TASK REQUIREMENTS =
Report how many lines in the entries below have the word "Assembly" in them, and give no other words.

EXERCISE INPUT =
------------------------------
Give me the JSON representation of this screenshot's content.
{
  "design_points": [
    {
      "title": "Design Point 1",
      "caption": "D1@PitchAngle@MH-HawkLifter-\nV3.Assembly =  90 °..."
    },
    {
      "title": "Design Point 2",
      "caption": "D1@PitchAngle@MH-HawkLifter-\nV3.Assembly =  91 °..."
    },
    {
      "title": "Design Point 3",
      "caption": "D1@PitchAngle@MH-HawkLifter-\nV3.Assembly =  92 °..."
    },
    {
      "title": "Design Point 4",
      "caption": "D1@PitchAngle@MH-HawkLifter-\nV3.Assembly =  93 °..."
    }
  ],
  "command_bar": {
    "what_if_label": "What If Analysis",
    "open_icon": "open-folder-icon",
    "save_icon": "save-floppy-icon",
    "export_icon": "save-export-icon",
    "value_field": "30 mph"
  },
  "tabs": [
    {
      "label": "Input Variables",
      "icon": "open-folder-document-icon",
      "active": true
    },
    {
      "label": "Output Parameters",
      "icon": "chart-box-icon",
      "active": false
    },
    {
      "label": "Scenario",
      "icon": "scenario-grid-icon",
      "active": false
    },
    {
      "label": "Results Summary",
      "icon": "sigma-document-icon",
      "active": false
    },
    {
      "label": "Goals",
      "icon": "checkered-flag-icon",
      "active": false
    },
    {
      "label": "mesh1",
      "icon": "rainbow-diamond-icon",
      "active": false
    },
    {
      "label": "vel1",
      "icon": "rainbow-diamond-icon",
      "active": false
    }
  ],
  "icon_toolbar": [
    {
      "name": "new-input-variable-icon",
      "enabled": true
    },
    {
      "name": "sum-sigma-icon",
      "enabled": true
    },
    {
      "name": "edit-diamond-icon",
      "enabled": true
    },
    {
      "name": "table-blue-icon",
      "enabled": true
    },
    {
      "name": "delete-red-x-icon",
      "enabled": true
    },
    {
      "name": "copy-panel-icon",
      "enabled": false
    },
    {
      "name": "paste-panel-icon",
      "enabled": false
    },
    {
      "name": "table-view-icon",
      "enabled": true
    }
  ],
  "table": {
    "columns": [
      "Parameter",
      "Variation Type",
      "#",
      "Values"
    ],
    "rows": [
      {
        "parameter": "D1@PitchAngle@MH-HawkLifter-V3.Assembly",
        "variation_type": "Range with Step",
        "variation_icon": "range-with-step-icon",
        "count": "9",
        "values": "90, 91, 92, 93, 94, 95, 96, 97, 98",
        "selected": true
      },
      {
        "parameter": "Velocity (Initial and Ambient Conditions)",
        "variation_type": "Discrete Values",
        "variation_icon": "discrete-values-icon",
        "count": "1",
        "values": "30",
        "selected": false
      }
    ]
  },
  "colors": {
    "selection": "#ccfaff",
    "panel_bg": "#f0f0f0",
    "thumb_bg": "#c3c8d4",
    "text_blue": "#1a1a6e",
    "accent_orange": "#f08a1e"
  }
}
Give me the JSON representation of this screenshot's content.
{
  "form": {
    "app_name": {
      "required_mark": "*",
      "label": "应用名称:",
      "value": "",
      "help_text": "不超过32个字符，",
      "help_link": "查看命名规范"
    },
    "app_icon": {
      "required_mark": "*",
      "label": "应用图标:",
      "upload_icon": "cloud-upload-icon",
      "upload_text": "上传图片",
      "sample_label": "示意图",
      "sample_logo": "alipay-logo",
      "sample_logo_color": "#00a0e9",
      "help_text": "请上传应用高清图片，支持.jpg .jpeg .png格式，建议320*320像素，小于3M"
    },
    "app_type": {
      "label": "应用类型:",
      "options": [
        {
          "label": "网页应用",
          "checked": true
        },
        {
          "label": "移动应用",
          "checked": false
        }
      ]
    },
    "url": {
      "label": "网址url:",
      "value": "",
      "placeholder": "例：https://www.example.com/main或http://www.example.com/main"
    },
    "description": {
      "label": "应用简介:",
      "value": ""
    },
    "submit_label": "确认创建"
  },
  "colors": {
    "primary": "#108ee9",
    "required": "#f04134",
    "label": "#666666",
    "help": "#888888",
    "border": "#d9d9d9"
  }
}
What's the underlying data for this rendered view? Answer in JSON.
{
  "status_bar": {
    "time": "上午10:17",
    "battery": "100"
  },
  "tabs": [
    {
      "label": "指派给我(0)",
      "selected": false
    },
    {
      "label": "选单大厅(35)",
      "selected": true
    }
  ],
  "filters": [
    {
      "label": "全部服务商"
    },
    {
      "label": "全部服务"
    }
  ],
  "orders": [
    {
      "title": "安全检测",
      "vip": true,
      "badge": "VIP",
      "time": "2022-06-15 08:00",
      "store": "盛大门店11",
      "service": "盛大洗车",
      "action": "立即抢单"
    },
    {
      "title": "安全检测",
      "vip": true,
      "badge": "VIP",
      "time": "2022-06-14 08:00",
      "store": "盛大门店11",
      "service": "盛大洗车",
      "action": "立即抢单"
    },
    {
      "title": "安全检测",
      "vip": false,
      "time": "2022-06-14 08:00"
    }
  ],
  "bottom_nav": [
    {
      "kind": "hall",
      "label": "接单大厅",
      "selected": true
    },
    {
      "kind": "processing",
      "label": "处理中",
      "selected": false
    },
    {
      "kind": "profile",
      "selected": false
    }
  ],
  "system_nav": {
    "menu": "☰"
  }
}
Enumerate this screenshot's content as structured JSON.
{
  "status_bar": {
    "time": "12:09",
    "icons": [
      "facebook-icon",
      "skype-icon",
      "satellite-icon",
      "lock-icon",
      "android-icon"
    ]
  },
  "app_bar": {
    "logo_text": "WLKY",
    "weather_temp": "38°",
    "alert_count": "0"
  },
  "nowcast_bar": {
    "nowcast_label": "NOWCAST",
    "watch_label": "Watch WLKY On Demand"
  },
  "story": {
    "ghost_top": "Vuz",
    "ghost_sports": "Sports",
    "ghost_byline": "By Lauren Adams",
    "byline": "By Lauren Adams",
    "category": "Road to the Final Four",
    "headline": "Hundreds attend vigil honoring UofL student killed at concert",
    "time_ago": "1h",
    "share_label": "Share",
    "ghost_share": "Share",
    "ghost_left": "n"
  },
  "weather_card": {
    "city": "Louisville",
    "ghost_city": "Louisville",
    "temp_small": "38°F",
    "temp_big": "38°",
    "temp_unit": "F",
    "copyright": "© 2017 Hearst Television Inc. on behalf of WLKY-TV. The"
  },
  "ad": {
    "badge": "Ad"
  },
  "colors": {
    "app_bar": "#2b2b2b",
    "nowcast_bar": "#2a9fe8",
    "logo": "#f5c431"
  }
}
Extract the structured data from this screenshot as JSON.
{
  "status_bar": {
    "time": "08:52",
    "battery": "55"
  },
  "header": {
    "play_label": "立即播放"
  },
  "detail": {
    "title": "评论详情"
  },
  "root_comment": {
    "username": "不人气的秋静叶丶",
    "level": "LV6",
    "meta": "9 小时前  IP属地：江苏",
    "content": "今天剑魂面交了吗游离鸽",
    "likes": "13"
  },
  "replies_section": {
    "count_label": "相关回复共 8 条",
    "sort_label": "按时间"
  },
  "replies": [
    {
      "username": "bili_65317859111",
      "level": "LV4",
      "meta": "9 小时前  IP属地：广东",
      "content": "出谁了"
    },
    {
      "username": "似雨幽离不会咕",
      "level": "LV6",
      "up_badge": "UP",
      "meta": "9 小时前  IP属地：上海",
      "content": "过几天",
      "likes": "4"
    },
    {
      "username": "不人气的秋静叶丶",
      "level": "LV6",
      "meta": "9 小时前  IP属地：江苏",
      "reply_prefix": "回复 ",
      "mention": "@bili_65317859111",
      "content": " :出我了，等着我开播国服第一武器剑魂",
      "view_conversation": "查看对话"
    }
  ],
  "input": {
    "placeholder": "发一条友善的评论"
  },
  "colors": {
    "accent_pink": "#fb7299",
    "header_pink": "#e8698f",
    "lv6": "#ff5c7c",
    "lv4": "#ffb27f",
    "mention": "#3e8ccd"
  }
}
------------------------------
FINISHED TASK =
5